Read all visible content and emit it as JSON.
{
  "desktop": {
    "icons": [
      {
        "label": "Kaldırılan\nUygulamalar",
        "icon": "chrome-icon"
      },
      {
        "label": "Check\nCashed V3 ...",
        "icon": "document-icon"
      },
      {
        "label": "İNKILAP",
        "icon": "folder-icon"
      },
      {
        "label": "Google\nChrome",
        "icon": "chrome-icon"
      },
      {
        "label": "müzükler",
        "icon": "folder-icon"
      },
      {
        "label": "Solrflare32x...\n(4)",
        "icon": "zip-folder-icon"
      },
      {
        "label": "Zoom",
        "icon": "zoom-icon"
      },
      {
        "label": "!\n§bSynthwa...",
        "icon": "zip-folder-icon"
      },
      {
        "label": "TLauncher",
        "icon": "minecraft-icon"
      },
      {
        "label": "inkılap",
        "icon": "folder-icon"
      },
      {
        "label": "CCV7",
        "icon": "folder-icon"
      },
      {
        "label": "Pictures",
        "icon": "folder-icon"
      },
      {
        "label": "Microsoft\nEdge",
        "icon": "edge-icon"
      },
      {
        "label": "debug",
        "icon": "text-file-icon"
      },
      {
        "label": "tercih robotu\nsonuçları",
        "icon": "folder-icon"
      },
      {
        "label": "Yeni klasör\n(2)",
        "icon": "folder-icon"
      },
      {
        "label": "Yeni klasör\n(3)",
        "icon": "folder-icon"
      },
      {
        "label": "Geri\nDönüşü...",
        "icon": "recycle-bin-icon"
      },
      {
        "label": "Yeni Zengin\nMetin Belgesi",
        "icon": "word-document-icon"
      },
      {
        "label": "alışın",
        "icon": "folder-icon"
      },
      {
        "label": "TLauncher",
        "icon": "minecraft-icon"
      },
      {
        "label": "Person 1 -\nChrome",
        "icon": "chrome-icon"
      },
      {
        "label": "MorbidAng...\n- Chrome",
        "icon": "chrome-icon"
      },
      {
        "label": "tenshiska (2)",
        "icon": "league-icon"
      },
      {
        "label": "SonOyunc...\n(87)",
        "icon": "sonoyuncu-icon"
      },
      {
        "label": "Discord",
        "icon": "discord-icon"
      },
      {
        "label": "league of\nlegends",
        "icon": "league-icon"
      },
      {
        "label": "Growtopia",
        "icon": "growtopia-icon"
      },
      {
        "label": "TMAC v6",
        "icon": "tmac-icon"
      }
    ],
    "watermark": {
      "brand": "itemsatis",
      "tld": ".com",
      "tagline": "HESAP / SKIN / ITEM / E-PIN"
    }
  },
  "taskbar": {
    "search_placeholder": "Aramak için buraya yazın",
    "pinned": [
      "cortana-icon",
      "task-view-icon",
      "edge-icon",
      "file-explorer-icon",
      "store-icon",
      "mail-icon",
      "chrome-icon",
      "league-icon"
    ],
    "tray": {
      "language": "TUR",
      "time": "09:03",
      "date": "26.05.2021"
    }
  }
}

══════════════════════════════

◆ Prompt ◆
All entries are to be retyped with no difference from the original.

◆ Answer space ◆
Read all visible content and emit it as JSON.
{
  "desktop": {
    "icons": [
      {
        "label": "Kaldırılan\nUygulamalar",
        "icon": "chrome-icon"
      },
      {
        "label": "Check\nCashed V3 ...",
        "icon": "document-icon"
      },
      {
        "label": "İNKILAP",
        "icon": "folder-icon"
      },
      {
        "label": "Google\nChrome",
        "icon": "chrome-icon"
      },
      {
        "label": "müzükler",
        "icon": "folder-icon"
      },
      {
        "label": "Solrflare32x...\n(4)",
        "icon": "zip-folder-icon"
      },
      {
        "label": "Zoom",
        "icon": "zoom-icon"
      },
      {
        "label": "!\n§bSynthwa...",
        "icon": "zip-folder-icon"
      },
      {
        "label": "TLauncher",
        "icon": "minecraft-icon"
      },
      {
        "label": "inkılap",
        "icon": "folder-icon"
      },
      {
        "label": "CCV7",
        "icon": "folder-icon"
      },
      {
        "label": "Pictures",
        "icon": "folder-icon"
      },
      {
        "label": "Microsoft\nEdge",
        "icon": "edge-icon"
      },
      {
        "label": "debug",
        "icon": "text-file-icon"
      },
      {
        "label": "tercih robotu\nsonuçları",
        "icon": "folder-icon"
      },
      {
        "label": "Yeni klasör\n(2)",
        "icon": "folder-icon"
      },
      {
        "label": "Yeni klasör\n(3)",
        "icon": "folder-icon"
      },
      {
        "label": "Geri\nDönüşü...",
        "icon": "recycle-bin-icon"
      },
      {
        "label": "Yeni Zengin\nMetin Belgesi",
        "icon": "word-document-icon"
      },
      {
        "label": "alışın",
        "icon": "folder-icon"
      },
      {
        "label": "TLauncher",
        "icon": "minecraft-icon"
      },
      {
        "label": "Person 1 -\nChrome",
        "icon": "chrome-icon"
      },
      {
        "label": "MorbidAng...\n- Chrome",
        "icon": "chrome-icon"
      },
      {
        "label": "tenshiska (2)",
        "icon": "league-icon"
      },
      {
        "label": "SonOyunc...\n(87)",
        "icon": "sonoyuncu-icon"
      },
      {
        "label": "Discord",
        "icon": "discord-icon"
      },
      {
        "label": "league of\nlegends",
        "icon": "league-icon"
      },
      {
        "label": "Growtopia",
        "icon": "growtopia-icon"
      },
      {
        "label": "TMAC v6",
        "icon": "tmac-icon"
      }
    ],
    "watermark": {
      "brand": "itemsatis",
      "tld": ".com",
      "tagline": "HESAP / SKIN / ITEM / E-PIN"
    }
  },
  "taskbar": {
    "search_placeholder": "Aramak için buraya yazın",
    "pinned": [
      "cortana-icon",
      "task-view-icon",
      "edge-icon",
      "file-explorer-icon",
      "store-icon",
      "mail-icon",
      "chrome-icon",
      "league-icon"
    ],
    "tray": {
      "language": "TUR",
      "time": "09:03",
      "date": "26.05.2021"
    }
  }
}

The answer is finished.